Solid progress this weekend on the J-Box software:

  • Operational prototype that performs accurate frequency counting up to 4,000 Hz (via interrupts to MCU in debug mode). Expect production compile will go much higher without debug.
  • Detects incoming (prescaled) signal on GPIO pin, converts into frequency and displays as debug trace statements via serial port UART on debugger USB port
  • When no incoming signal is detected, system goes into Ultra Low Power (ULP) mode, drawing between 5 and 40 microamps while waiting to be awakened
  • Once awakened, finite state machine (FSM) tracks J-Box logic through each major state of processing, including collecting frequency samples
  • Upon completion of processing, MCU goes back into ULP sleep mode, only awakening when there is incoming (prescaled) RF present as potential tuning signal.

Next steps include:

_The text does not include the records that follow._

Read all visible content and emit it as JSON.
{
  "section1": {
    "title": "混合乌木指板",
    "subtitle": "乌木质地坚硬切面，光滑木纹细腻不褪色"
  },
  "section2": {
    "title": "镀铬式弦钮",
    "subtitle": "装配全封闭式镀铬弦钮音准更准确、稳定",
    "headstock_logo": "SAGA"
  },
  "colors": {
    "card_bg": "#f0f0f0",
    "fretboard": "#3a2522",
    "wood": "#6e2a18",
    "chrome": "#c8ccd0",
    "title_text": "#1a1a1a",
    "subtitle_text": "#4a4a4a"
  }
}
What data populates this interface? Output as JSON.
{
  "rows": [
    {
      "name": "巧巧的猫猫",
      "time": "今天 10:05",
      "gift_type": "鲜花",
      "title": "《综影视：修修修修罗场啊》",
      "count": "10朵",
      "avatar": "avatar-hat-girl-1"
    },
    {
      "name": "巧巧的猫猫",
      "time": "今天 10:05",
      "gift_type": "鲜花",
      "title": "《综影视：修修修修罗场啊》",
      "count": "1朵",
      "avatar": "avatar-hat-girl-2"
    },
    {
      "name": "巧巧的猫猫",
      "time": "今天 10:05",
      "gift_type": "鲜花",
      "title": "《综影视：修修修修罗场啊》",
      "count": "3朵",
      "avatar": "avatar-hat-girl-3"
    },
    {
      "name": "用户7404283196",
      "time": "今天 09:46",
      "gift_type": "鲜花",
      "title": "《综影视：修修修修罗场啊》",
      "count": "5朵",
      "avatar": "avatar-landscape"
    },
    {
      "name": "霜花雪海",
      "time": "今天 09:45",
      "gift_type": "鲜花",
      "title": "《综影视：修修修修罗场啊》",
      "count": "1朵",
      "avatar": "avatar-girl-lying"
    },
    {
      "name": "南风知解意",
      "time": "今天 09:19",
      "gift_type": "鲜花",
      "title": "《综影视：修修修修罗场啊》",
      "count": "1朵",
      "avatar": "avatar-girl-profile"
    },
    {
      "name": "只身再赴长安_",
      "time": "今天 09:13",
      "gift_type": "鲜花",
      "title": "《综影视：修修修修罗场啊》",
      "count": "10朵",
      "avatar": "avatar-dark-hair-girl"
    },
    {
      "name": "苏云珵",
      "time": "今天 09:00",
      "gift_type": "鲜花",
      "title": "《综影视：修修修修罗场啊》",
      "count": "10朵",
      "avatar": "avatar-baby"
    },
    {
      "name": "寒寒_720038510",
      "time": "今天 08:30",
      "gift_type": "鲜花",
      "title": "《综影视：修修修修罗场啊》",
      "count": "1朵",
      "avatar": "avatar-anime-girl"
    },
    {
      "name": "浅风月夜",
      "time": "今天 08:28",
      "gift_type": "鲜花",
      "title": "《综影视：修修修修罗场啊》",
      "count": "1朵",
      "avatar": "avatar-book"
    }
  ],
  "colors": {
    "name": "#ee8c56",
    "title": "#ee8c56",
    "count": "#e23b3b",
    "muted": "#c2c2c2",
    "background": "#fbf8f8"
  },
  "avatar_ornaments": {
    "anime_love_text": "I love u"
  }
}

  • Modifying PIC 12F675 program to divide by 10,000 instead of 1,000 (to minimize interrupt load on MCU)
  • Adding basic JBOX profile (GATT), including the J-Box switching cutoff frequency and associated switching decision logic
  • Adding output GPIO to control the RF relay switch
  • Validating incoming RF signal measurements, filtering out invalid and partial measurements (e.g., signal stops mid-measurement)
  • Validating measured signal is within a valid, supported amateur radio band
  • Connecting A/D converter up to measure the harvested 12 VDC supply line (and internal MCU VCC voltage)
  • Making these and other parameters available via Bluetooth Low Energy (BLE) as GATT characteristics and attributes
  • Periodic advertisement of BLE as “peripheral role”, so BLE devices can connect to configure and monitor J-Box operation
  • Build first J-Box hardware prototype, adapt this software to it
  • Build second J-Box prototype, then add them into first Bat-V antenna

For those who are interested, here’s a copy of the 0.1 prototype source code for the Atmel Samb11 attached at the link below.

J-Box-Atmel-Samb11-Prototype-0.1-src.c

We’re getting there!